Around midnight, we are led into rooms in which nine beds are barely enough. I fall asleep for a few seconds.
NEW WARRIOR A training adventure is intended to guide the guys through the hero’s journey, as in classical literature or Star Wars. We are definitely in the stage where things are getting worse before they get better. Saturday starts with a 60 second cold shower and oatmeal for breakfast. The retreat, given its design, has been criticized for many years, mainly because it was too intense and weird. I understood. It is easy to fake what is happening here – games, crying, initial glances. But if you do, it all seems out of place.
Of course, processing your deepest emotions can be as exciting as a prostate exam. And yet, after the morning dance in a circle (very awkward), this is what we do. Standing in two circles, with five or six employees in the centers, 18 of us go out one after another to take on our “shadow selves,” identities that we created at the moment we learned, usually in our teens, that we were not good enough, strong enough or attractive enough. One of the guys was in eighth grade when his friends told him that he had a hairy back and called him weird in front of some girls. Another person’s parents ridiculed him for being “courageous” or as tough as his brothers.
When my turn comes, I take a step forward, and an employee with a gray beard takes my head in his hands. He says that he will be with me on my journey. I explain how, at the age of 10 or 11, I told my parents that I wanted to be a writer. “That's great, Bill,” my dad said. “But this is the most competitive thing you can do, and no one makes money on it.” Translation: I'm not sure about you.
I tell the bearded guy — my father’s confidant — that I need his confidence, not his distrust. But he just keeps telling me that I'm not good enough, that he does not believe in me. Then I scream that the boy does not need to earn the love of his father, that he turned away when I needed him to believe in me. My “dad” staggers under my words, and other employees cover him with a sheet. He is dying. At this point, I almost got out of my body, watching the drama that happens, as if of my own free will.
Another employee tells me that my words come from love, that I would not risk saying “dad” otherwise. I do not quite understand this, but it seems correct. Finally, I bring my father back to life. He smiles. I look up and see a bearded man who sent me to this quest. He wraps his arms around my head and says that I did a good job and completed my journey. They take me to a soft chair and slices of orange, feeling completely exhausted, but also peeled, as if some tumor had been removed. Catharsis makes me feel pleasant. So I ended up in the forest, almost naked.
After that, we return to the barn and, as the drums knock, dance in the dark under enough candles to roast a pig. There are about 50 of us, counting employees. This is a celebration of how we completed our journey and how far we have come. And it is true. I shared things with these people that I never told anyone about. I am exhausted, but also freed from some of my secret baggage. And, strangely enough, here, that I am the only dude in my underwear makes me much more noticeable than I would be naked.
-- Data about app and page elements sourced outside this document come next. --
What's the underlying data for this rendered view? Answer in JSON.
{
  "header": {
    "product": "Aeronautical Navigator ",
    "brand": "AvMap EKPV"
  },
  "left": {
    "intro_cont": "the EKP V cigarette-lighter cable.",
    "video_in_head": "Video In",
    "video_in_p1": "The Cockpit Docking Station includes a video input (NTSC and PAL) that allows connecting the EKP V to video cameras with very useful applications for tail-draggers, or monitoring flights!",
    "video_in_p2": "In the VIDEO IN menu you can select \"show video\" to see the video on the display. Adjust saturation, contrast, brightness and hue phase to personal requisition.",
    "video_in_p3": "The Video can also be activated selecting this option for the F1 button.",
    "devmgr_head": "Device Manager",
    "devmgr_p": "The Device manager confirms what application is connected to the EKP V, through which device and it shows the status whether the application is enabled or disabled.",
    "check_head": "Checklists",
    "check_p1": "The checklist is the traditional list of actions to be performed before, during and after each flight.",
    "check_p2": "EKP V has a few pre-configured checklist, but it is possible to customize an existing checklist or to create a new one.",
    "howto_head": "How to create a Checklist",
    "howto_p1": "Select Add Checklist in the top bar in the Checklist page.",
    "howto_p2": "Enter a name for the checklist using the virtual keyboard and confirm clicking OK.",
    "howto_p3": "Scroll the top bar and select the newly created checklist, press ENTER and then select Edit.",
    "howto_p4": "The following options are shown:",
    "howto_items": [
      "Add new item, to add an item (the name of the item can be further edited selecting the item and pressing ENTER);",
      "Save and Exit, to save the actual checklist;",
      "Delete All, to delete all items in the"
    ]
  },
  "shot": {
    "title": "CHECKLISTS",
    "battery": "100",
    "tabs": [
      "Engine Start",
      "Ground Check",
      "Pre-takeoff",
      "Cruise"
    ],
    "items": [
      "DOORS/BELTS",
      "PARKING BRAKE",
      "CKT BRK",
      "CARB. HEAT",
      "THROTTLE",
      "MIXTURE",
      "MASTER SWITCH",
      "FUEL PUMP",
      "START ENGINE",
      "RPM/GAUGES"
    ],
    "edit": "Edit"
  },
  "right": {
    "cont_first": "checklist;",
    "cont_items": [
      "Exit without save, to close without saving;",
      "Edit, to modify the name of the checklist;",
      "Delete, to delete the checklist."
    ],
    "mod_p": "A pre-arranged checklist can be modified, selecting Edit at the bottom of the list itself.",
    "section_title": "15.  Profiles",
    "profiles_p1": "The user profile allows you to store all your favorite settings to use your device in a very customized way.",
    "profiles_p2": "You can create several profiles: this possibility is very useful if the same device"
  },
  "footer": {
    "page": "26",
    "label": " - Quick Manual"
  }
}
Sunday afternoon we say goodbye to the parking lot. I try to get out of events as quickly as possible. But here I am not. I do not want to close this door. I find the driver of the school bus, hug him again and tell him that I still consider him the bravest bastard I have ever met. I tell him that now he must have his courage, which is damn scary. He says: “I know. I saw you this weekend, bro. I saw your heart. And you have to do the same.
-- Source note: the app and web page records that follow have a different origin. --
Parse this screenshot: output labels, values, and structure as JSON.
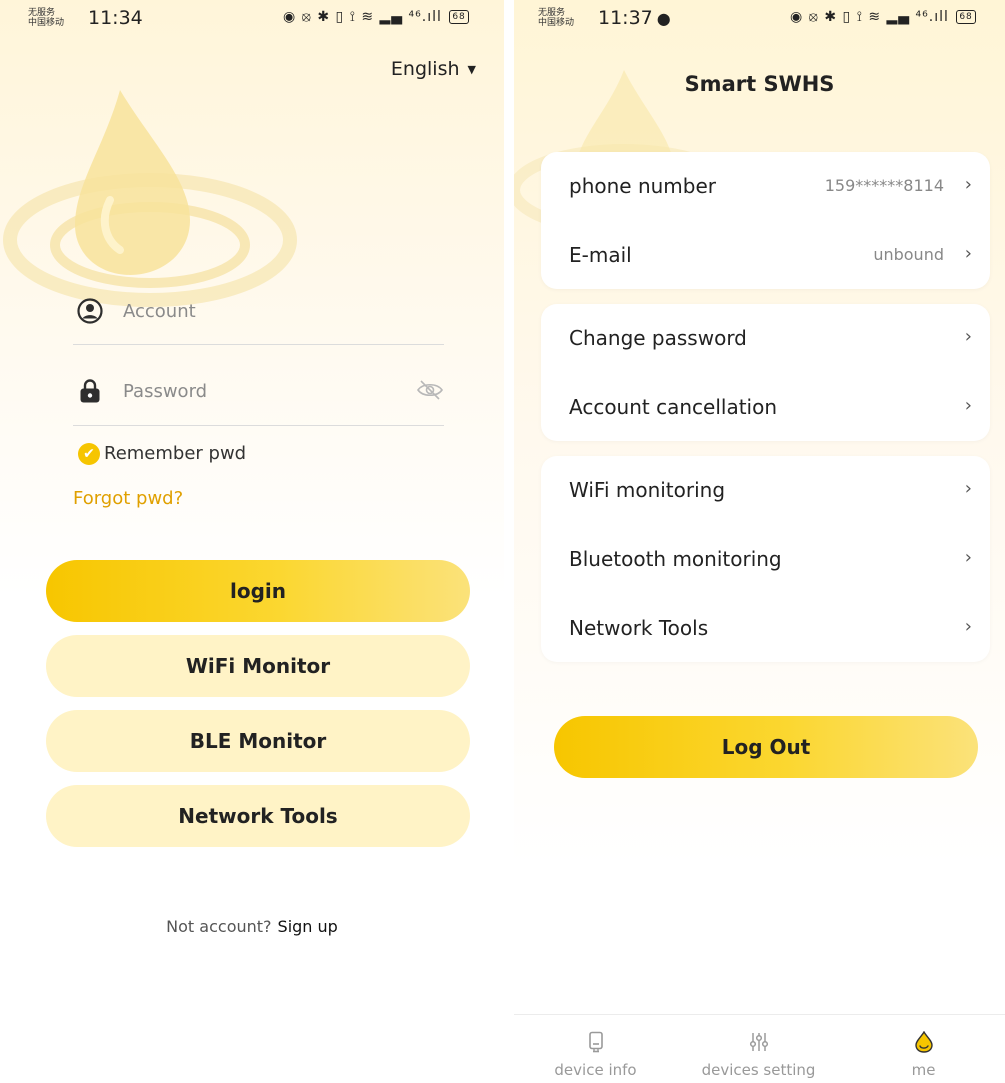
{
  "colors": {
    "accent": "#f6c500",
    "link": "#e0a000",
    "secondary_button": "#fff3c6",
    "background_top": "#fff5d9"
  },
  "login_screen": {
    "status": {
      "carrier_line1": "无服务",
      "carrier_line2": "中国移动",
      "time": "11:34",
      "icons": "◉ ⦻ ✱ ▯ ⟟ ≋ ▂▄ ⁴⁶.ıll",
      "battery": "68"
    },
    "language": "English",
    "account_placeholder": "Account",
    "password_placeholder": "Password",
    "remember_label": "Remember pwd",
    "remember_checked": true,
    "forgot_label": "Forgot pwd?",
    "buttons": {
      "login": "login",
      "wifi_monitor": "WiFi Monitor",
      "ble_monitor": "BLE Monitor",
      "network_tools": "Network Tools"
    },
    "signup_prompt": "Not account?",
    "signup_link": "Sign up"
  },
  "me_screen": {
    "status": {
      "carrier_line1": "无服务",
      "carrier_line2": "中国移动",
      "time": "11:37",
      "icons": "◉ ⦻ ✱ ▯ ⟟ ≋ ▂▄ ⁴⁶.ıll",
      "battery": "68"
    },
    "title": "Smart SWHS",
    "account_card": {
      "phone_label": "phone number",
      "phone_value": "159******8114",
      "email_label": "E-mail",
      "email_value": "unbound"
    },
    "security_card": {
      "change_password": "Change password",
      "account_cancellation": "Account cancellation"
    },
    "tools_card": {
      "wifi_monitoring": "WiFi monitoring",
      "bluetooth_monitoring": "Bluetooth monitoring",
      "network_tools": "Network Tools"
    },
    "logout_label": "Log Out",
    "nav": {
      "device_info": "device info",
      "devices_setting": "devices setting",
      "me": "me",
      "active": "me"
    }
  }
}
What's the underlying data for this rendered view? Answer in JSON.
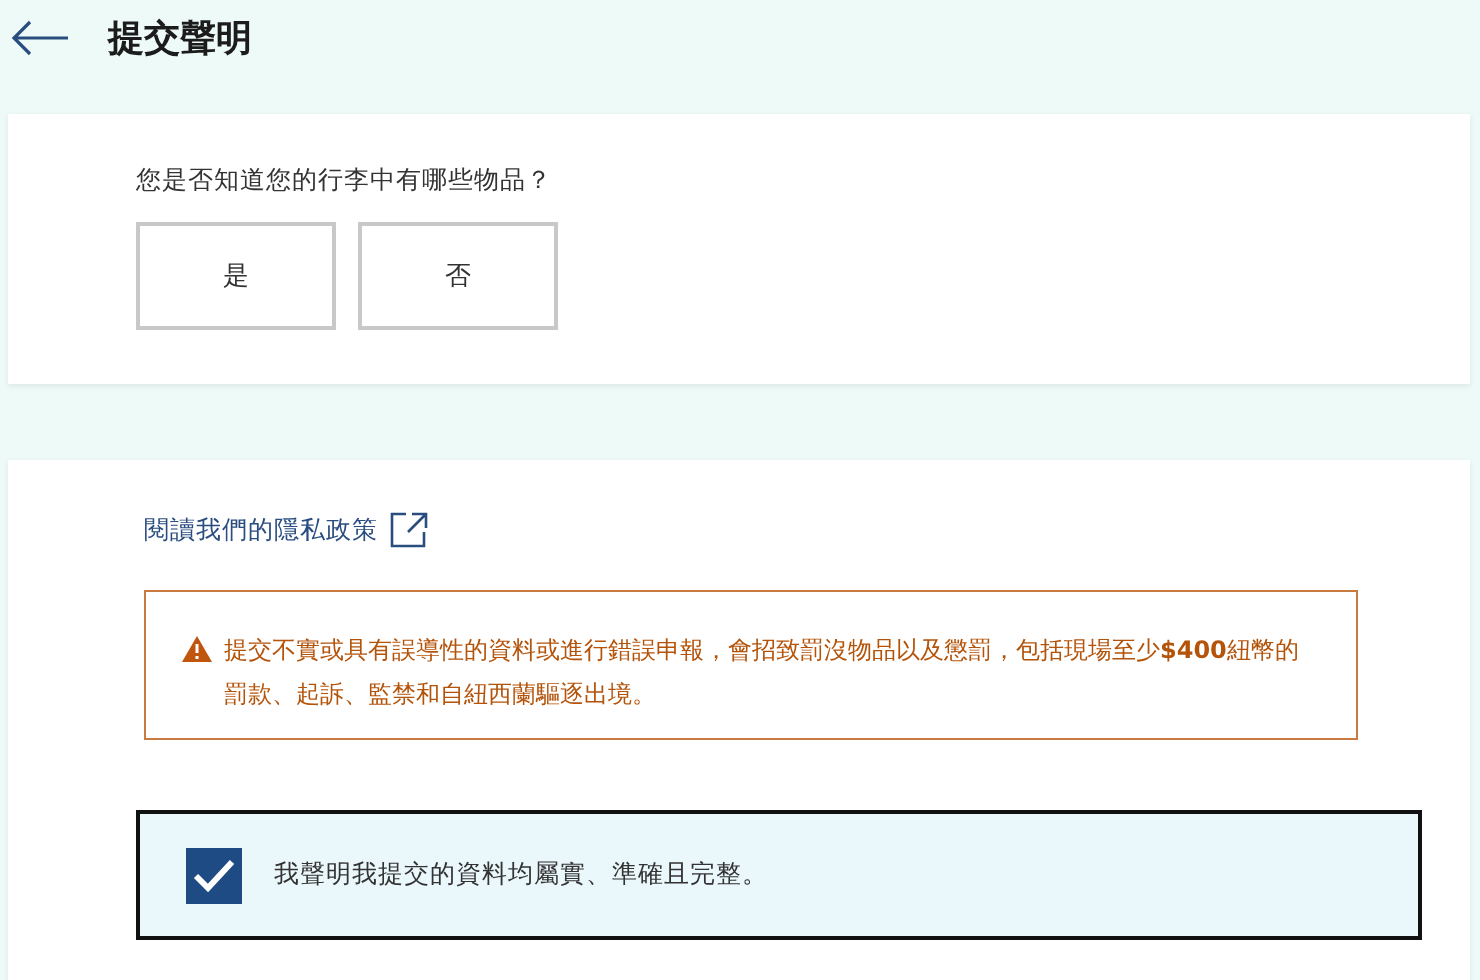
{
  "header": {
    "title": "提交聲明"
  },
  "question": {
    "text": "您是否知道您的行李中有哪些物品？",
    "options": [
      {
        "label": "是",
        "selected": false
      },
      {
        "label": "否",
        "selected": false
      }
    ]
  },
  "privacy_link": "閱讀我們的隱私政策",
  "warning": "提交不實或具有誤導性的資料或進行錯誤申報，會招致罰沒物品以及懲罰，包括現場至少**$400**紐幣的罰款、起訴、監禁和自紐西蘭驅逐出境。",
  "declaration": {
    "label": "我聲明我提交的資料均屬實、準確且完整。",
    "checked": true
  }
}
I know that he is right. I am going home, feeling exhausted, but also strangely lively. With each mile, the maximum of the weekend fades slightly. But maybe when I get home, my shadow will not be there.
This story appears in the September 2019 issue with the title “Backcountry Binding.”